Marvell, Nicolas Chorier, and the Earl of Rochester: State Satire and Pornography in the Dissenting Academies
journal contributionposted on 24.04.2018, 13:12 by Martin Dzelzainis
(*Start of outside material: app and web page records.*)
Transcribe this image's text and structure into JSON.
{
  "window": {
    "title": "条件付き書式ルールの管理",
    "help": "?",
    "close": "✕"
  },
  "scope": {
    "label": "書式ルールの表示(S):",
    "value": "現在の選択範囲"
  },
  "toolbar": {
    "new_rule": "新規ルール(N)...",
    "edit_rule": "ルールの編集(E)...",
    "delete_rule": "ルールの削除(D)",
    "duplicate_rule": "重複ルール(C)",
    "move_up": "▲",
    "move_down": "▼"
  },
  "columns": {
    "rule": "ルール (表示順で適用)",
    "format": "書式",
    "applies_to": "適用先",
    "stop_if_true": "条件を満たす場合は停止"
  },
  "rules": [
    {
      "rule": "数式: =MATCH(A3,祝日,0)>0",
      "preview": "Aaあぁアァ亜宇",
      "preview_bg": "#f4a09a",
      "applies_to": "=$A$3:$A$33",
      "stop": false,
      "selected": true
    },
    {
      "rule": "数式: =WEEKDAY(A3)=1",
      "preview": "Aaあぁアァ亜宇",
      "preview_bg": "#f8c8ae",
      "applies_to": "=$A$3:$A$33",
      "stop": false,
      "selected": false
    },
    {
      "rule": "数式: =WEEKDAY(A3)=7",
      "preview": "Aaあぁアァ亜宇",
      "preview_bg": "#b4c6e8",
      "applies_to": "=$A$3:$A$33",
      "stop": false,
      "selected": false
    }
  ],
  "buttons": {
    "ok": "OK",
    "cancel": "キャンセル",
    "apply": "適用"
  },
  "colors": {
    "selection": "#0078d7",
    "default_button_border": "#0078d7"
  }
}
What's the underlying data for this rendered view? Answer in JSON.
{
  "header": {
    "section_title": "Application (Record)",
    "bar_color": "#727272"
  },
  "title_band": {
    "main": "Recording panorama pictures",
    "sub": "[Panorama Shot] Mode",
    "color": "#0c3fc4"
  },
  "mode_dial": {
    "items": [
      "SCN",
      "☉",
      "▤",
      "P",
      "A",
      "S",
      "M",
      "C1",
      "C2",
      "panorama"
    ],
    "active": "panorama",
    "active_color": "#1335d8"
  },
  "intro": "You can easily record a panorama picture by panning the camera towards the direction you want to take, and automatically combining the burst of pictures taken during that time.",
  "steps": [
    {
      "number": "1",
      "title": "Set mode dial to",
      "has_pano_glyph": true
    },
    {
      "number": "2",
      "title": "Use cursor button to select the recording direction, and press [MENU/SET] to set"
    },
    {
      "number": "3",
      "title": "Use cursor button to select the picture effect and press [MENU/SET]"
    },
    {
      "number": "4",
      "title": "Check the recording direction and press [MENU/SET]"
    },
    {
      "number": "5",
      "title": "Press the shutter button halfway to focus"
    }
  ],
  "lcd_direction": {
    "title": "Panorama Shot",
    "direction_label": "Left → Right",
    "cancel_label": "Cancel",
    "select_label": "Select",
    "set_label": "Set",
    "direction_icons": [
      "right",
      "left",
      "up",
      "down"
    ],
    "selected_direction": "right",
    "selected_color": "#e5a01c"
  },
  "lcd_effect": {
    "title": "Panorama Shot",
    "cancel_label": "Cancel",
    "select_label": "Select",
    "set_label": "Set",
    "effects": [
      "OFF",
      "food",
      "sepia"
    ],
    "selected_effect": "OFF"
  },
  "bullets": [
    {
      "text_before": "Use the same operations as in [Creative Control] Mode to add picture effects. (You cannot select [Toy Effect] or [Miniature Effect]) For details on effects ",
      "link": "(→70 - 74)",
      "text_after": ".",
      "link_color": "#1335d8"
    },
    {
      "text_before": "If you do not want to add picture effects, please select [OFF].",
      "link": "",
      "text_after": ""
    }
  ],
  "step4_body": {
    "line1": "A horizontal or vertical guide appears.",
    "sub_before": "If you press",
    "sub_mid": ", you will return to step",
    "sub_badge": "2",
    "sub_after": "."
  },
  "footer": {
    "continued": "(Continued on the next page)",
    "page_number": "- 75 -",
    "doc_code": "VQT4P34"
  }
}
This paper examines the reception of Marvellian state satire by the nonconformist community and, in particular, by Charles Morton’s dissenting academy at Newington Green during the early 1680s. These revelations surfaced during a bitter pamphlet controversy in the early years of the eighteenth century between Samuel Wesley senior (a former pupil at the academy, who had taken Anglican orders) and Samuel Palmer, a nonconformist divine. Wesley, it transpired, was familiar not only with the satires of Marvell (whom he wished to emulate), but with two highly influential pieces of early modern pornography: Nicolas Chorier’s Aloisaæ Sigeaæ Toletanæ Satyra Sotadica, and the burlesque drama, Sodom, sometimes attributed to the Earl of Rochester (though Wesley casts doubt upon this). The Wesley-Palmer exchange also illuminates the transmission and reproduction of these materials – importantly, in the case of the state satires, before the Glorious Revolution made possible their print publication in the series of Poems on Affairs of State. Unexpected as this configuration of texts is, it suggests that Marvellian state satire and pornography were, to borrow a phrase from Robert Darnton, the forbidden best-sellers of pre-Revolutionary England.